**YOUR GOAL:** The answer must consist of every line below containing "JSON".

**SUPPLIED DATA:**
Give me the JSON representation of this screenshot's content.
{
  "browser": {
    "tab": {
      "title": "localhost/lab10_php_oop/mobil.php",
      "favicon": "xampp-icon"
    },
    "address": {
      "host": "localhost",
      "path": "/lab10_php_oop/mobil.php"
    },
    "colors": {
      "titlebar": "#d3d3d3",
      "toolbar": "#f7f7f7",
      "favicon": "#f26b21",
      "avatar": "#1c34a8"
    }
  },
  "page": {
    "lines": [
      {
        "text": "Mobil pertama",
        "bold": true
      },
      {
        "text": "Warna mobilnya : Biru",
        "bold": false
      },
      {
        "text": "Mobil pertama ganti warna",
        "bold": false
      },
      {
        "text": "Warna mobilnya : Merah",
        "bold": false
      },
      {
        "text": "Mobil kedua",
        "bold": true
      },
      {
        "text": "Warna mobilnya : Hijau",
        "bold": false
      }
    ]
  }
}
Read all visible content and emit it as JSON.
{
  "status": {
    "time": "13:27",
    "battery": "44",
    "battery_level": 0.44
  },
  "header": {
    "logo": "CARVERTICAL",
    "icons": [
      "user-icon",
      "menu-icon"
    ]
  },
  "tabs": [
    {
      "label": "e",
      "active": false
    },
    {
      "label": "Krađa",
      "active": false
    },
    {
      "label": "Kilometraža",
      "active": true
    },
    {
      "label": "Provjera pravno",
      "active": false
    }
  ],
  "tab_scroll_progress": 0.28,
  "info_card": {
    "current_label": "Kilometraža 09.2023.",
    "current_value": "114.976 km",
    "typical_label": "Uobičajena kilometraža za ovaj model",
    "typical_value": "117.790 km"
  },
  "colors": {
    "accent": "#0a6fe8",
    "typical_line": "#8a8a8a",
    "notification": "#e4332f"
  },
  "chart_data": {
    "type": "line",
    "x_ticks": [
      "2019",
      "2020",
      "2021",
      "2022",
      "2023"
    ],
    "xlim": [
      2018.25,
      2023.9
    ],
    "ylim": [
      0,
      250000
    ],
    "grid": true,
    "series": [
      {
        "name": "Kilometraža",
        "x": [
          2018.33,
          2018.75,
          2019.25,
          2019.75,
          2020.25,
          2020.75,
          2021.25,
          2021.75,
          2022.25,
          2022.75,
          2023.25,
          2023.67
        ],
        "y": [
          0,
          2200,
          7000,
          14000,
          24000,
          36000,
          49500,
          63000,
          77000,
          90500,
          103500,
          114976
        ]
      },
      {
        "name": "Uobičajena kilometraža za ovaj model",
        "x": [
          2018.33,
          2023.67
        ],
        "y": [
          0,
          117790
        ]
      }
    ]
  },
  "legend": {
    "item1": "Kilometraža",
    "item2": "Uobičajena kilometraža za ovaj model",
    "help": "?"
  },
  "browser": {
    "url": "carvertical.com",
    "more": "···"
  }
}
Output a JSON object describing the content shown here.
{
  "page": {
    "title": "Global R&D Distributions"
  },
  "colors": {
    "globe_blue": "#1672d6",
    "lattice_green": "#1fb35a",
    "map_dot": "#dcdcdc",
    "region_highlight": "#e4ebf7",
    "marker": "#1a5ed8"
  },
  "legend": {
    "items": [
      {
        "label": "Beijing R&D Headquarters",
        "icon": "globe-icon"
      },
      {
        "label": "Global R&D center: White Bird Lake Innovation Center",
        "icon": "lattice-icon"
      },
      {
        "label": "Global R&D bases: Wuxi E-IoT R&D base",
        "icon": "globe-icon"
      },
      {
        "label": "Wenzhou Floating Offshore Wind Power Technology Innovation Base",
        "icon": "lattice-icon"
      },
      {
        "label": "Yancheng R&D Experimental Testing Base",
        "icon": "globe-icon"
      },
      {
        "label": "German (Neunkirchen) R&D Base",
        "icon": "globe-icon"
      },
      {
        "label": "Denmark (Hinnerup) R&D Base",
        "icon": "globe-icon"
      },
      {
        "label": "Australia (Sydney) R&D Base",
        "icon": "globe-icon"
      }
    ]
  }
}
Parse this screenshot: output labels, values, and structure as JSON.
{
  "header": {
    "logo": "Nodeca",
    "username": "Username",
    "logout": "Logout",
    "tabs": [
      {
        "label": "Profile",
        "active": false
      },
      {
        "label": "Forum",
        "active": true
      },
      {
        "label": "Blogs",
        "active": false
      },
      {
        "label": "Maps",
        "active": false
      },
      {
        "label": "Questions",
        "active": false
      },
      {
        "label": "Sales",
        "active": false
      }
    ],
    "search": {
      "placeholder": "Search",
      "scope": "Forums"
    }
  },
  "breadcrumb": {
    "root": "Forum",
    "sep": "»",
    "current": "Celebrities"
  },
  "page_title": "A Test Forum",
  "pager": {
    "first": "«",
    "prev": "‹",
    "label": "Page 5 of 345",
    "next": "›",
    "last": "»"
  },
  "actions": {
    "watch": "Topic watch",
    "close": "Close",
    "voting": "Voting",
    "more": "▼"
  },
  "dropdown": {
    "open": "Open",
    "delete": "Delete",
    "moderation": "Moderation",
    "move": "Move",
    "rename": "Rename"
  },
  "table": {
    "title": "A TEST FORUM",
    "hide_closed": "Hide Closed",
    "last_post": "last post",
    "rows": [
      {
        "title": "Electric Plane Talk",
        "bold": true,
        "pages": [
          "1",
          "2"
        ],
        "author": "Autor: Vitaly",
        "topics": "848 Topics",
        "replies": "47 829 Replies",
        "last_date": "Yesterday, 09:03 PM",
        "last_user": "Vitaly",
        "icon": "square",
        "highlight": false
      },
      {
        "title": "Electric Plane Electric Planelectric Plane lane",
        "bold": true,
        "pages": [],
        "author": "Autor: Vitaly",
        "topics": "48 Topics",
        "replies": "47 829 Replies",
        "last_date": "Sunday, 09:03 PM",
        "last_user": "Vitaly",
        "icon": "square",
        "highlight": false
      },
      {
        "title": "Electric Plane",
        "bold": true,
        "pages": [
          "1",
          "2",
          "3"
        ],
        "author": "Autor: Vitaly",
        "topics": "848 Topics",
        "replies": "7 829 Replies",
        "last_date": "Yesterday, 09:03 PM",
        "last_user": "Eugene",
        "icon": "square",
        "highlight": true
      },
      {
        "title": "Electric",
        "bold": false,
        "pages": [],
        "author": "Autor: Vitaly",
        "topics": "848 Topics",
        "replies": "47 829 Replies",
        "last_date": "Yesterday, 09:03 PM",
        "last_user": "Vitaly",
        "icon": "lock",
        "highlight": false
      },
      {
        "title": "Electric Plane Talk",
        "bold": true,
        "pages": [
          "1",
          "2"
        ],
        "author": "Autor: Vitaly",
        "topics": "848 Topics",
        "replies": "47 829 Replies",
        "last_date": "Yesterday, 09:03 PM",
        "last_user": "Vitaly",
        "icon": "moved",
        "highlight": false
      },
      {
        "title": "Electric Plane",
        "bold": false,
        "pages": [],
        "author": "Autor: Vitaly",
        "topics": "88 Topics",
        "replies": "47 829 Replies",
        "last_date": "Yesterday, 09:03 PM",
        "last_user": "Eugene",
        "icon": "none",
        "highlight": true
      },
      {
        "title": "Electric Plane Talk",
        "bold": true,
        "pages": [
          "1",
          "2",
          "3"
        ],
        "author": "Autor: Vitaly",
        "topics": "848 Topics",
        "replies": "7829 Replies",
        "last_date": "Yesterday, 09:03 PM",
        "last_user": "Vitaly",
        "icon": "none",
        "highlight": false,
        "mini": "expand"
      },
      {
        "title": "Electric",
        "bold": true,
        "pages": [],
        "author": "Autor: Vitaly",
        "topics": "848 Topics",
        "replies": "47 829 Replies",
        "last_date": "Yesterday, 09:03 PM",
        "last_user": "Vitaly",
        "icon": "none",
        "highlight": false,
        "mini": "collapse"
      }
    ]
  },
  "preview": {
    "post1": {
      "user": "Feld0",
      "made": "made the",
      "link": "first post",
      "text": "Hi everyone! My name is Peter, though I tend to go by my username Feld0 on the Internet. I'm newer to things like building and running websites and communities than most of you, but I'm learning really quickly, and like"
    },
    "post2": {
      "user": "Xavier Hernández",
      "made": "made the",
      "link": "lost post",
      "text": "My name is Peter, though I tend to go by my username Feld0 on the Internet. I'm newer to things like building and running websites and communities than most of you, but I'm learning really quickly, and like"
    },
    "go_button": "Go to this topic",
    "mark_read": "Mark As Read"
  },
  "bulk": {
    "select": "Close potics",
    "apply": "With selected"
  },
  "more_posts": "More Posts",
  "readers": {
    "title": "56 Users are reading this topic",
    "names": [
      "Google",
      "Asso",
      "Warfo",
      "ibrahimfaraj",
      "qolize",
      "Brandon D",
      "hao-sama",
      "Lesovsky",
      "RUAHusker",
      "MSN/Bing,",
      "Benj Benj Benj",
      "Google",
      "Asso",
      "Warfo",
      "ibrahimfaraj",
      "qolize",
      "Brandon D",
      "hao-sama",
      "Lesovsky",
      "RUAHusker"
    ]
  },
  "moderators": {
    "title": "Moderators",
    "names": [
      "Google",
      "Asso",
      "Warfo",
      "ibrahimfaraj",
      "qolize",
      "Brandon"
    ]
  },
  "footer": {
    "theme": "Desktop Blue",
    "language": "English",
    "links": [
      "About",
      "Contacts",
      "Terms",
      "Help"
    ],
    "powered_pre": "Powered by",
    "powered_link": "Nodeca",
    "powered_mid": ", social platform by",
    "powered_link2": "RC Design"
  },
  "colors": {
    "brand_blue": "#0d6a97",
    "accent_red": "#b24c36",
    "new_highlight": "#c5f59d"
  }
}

**RESPONSE:**
Give me the JSON representation of this screenshot's content.
Read all visible content and emit it as JSON.
Output a JSON object describing the content shown here.
Parse this screenshot: output labels, values, and structure as JSON.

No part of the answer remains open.